“Never try and chat up a girl before she’s had time to put a face on.” Carol went into another fit of giggles, “Didn’t your mother ever tell you that?”
“You seem to forget, I’ve seen you without a face before,” he was quick to remind her. “There was a time…”
“Centuries ago, Freddy. We’ve both put on a pound or two since then, not to mention the odd laughter line here and there.”  She had stopped giggling and a new twinkle in the lovely violet eyes gave him goose pimples.
He swallowed hard before asking what had been on his mind for ages, “Do you believe in a second time around?”
“That rather depends on the first time, don’t you think?” she countered, a mischievous smile playing around the full, sensual, colourless lips.
He leaned forward. “It’s a memory I’ll always treasure.”
“Me too,” she murmured before he pulled her towards him, wrapped his arms around her and was kissing her like there was no tomorrow.

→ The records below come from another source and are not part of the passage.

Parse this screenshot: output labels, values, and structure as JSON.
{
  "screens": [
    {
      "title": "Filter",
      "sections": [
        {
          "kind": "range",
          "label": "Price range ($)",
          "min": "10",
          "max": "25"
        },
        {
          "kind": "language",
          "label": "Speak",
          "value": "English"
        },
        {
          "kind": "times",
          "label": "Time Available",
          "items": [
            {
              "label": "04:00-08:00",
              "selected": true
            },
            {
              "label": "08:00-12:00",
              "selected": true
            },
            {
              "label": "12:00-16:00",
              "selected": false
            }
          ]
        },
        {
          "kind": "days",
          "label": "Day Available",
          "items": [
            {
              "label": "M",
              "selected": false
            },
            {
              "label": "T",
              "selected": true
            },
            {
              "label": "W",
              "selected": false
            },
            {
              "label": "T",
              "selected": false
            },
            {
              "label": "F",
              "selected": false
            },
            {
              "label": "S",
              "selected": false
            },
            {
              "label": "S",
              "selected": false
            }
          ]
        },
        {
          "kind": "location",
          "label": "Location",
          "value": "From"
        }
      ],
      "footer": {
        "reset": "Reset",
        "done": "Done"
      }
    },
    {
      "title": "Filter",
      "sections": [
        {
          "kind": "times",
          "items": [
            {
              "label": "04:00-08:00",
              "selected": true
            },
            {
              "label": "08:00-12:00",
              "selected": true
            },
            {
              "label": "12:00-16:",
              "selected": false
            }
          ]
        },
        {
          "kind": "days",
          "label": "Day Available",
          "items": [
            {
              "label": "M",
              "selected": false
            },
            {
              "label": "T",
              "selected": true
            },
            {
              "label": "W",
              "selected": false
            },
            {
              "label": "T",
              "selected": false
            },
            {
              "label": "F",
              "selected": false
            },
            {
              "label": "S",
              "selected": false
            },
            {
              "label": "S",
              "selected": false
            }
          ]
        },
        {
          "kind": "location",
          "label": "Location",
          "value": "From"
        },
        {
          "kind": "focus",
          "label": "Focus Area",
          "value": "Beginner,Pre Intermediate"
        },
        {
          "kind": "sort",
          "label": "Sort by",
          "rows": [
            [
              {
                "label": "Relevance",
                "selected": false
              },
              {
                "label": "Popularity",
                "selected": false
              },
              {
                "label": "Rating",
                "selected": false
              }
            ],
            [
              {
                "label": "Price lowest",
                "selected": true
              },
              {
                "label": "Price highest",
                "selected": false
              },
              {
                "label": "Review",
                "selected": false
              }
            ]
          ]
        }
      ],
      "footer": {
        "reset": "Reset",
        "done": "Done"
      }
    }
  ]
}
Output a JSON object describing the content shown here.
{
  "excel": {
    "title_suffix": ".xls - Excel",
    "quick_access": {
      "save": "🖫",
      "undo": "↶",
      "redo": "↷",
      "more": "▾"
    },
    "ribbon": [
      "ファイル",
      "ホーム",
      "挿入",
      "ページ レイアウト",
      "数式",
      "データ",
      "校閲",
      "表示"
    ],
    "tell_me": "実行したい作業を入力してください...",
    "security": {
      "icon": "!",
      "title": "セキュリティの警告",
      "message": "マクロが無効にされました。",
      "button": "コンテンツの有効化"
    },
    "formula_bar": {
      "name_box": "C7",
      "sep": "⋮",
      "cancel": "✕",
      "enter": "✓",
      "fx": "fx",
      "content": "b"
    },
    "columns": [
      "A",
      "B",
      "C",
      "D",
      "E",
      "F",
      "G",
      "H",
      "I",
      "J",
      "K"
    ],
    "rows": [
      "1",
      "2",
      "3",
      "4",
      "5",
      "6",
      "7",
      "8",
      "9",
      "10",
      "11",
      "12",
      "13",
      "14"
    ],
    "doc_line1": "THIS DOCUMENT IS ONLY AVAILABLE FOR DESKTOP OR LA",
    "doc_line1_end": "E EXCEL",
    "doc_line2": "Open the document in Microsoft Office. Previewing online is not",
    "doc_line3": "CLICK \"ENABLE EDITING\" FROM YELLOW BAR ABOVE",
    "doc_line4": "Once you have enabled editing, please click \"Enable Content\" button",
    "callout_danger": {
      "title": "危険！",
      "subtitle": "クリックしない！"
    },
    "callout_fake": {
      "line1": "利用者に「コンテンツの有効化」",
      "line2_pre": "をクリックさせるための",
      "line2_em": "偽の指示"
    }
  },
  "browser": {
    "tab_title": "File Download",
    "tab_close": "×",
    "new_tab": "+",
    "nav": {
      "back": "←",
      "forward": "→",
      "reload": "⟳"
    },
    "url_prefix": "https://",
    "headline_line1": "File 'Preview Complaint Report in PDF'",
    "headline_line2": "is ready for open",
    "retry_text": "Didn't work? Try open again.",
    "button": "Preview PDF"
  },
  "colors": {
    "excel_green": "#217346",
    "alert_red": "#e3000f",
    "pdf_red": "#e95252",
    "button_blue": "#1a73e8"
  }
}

The heat of her response sent shock waves through Winter’s entire body. He hadn’t so much as looked at another woman since Helen died. Now, here he was, in bed with Carol and wanting to make love more than he had ever wanted it in his life before. Suddenly, it felt like a betrayal. Sex was one thing but this overwhelming desire, need, pleasure, just for being with a woman, this was something else. It was scary. While parts of Winter’s mind and body longed, desperately, to commit him, other parts were urging him to run out of that room, out of the house, and keep running.
Carol must have sensed something of this because she broke away, a hurt expression in the violet eyes that cut him to the quick. He wanted to explain how he felt, but didn’t have the words to explain to his own self-consciousness. So what was the point in trying? “I’m sorry,” he said gruffly, “They do say one of the problems of getting older is that you still feel much the same as you did when you were twenty-one. But twenty-one, I’m not any more.” He forced a laugh to which she responded with a weak grin. Neither had a clue what to say.
Suddenly, the lively ringing tone of Winter’s mobile phone shattered the awkward silence like breaking glass.
“Aren’t you going to answer that?”
“Do you mind?”
“Yes and no. But answer the damn thing anyway.” She gave a choking little laugh, leapt out of bed and ran to the bathroom.
Winter reached for the phone and glanced at the tiny screen, but the number meant nothing to him. “Winter,” he barked.
“Is that Fred Winter?”
Winter frowned, not recognizing the voice. “Yes,” he said slowly, “And who are you?”
“You’re a detective, right?”
“Retired…” Winter murmured cautiously.
“I’m Colin Fox, Nina’s brother. Do you mind telling me what the hell is going on?”
Later, Winter glowered at Carol across the breakfast table, “You never told me Nina Fox has a brother.”
“You never asked,” she replied cheerfully, any tension between them buried under layers of toast and marmalade. “He’s been working abroad anyway, somewhere in the States I think.”
“Well, he’s back now and asking questions. More to the point, he seems to think I have all the answers.”
“And haven’t you?” She laughed lightly although he couldn’t help but notice how the violet eyes strayed in each and every direction but at him. .
“You can ask that after last night’s little fiasco?” He glared.
“More tea…?” He nodded. “Then you’ll have to help yourself. I’m afraid, the waitress is off sick.” But if he heard, he gave no sign. Carol sighed, leaned across the table and refilled his mug from an earthenware teapot. “Can you manage to lift the milk jug yourself?” Again, no response, but she resisted an impulse to pour the milk in his lap. “So where is our Mr Fox now?” she asked between bites on a piece of burnt toast.
“Apparently, he’s at Nina’s apartment.” Winter broke off from his reverie and reached for the milk jug.
“With Nina and Pip…?”
“So I assumed at first. But that’s the strangest thing.”  He looked directly at her. “He claims not to have seen a soul since he arrived there yesterday evening.”

To be continued on Monday